WHAT YOU HAVE TO DO: An answer that reproduces all the entries exactly is what is needed.

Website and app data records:
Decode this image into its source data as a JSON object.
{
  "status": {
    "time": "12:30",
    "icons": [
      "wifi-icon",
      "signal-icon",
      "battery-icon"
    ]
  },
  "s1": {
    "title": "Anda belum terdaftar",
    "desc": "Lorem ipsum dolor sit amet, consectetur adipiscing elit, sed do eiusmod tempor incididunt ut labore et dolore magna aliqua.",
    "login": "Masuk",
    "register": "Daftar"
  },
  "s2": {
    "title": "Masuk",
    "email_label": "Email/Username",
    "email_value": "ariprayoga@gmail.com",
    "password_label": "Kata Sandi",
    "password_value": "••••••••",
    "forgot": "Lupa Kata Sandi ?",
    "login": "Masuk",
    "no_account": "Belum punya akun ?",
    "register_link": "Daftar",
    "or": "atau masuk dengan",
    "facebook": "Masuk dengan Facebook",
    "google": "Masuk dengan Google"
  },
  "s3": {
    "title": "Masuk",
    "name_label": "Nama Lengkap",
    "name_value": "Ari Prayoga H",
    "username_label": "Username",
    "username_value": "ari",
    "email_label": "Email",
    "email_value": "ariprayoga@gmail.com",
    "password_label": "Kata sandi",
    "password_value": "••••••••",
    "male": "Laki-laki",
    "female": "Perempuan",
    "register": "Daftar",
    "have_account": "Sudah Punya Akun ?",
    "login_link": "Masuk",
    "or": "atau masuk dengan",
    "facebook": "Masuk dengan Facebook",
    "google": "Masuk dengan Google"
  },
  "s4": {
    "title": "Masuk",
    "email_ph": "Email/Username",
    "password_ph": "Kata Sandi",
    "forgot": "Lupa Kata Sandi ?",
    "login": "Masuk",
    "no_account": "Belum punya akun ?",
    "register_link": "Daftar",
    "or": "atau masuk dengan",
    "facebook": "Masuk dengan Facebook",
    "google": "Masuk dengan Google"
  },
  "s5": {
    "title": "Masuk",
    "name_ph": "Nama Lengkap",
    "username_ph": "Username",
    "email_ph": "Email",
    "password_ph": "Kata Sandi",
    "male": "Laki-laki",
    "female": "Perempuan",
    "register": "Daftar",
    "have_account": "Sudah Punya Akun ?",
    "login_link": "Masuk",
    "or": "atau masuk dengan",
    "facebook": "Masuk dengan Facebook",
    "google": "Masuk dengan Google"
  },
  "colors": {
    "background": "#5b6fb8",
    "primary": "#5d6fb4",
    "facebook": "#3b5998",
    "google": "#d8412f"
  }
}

EXERCISE RESPONSE:
Decode this image into its source data as a JSON object.
{
  "status": {
    "time": "12:30",
    "icons": [
      "wifi-icon",
      "signal-icon",
      "battery-icon"
    ]
  },
  "s1": {
    "title": "Anda belum terdaftar",
    "desc": "Lorem ipsum dolor sit amet, consectetur adipiscing elit, sed do eiusmod tempor incididunt ut labore et dolore magna aliqua.",
    "login": "Masuk",
    "register": "Daftar"
  },
  "s2": {
    "title": "Masuk",
    "email_label": "Email/Username",
    "email_value": "ariprayoga@gmail.com",
    "password_label": "Kata Sandi",
    "password_value": "••••••••",
    "forgot": "Lupa Kata Sandi ?",
    "login": "Masuk",
    "no_account": "Belum punya akun ?",
    "register_link": "Daftar",
    "or": "atau masuk dengan",
    "facebook": "Masuk dengan Facebook",
    "google": "Masuk dengan Google"
  },
  "s3": {
    "title": "Masuk",
    "name_label": "Nama Lengkap",
    "name_value": "Ari Prayoga H",
    "username_label": "Username",
    "username_value": "ari",
    "email_label": "Email",
    "email_value": "ariprayoga@gmail.com",
    "password_label": "Kata sandi",
    "password_value": "••••••••",
    "male": "Laki-laki",
    "female": "Perempuan",
    "register": "Daftar",
    "have_account": "Sudah Punya Akun ?",
    "login_link": "Masuk",
    "or": "atau masuk dengan",
    "facebook": "Masuk dengan Facebook",
    "google": "Masuk dengan Google"
  },
  "s4": {
    "title": "Masuk",
    "email_ph": "Email/Username",
    "password_ph": "Kata Sandi",
    "forgot": "Lupa Kata Sandi ?",
    "login": "Masuk",
    "no_account": "Belum punya akun ?",
    "register_link": "Daftar",
    "or": "atau masuk dengan",
    "facebook": "Masuk dengan Facebook",
    "google": "Masuk dengan Google"
  },
  "s5": {
    "title": "Masuk",
    "name_ph": "Nama Lengkap",
    "username_ph": "Username",
    "email_ph": "Email",
    "password_ph": "Kata Sandi",
    "male": "Laki-laki",
    "female": "Perempuan",
    "register": "Daftar",
    "have_account": "Sudah Punya Akun ?",
    "login_link": "Masuk",
    "or": "atau masuk dengan",
    "facebook": "Masuk dengan Facebook",
    "google": "Masuk dengan Google"
  },
  "colors": {
    "background": "#5b6fb8",
    "primary": "#5d6fb4",
    "facebook": "#3b5998",
    "google": "#d8412f"
  }
}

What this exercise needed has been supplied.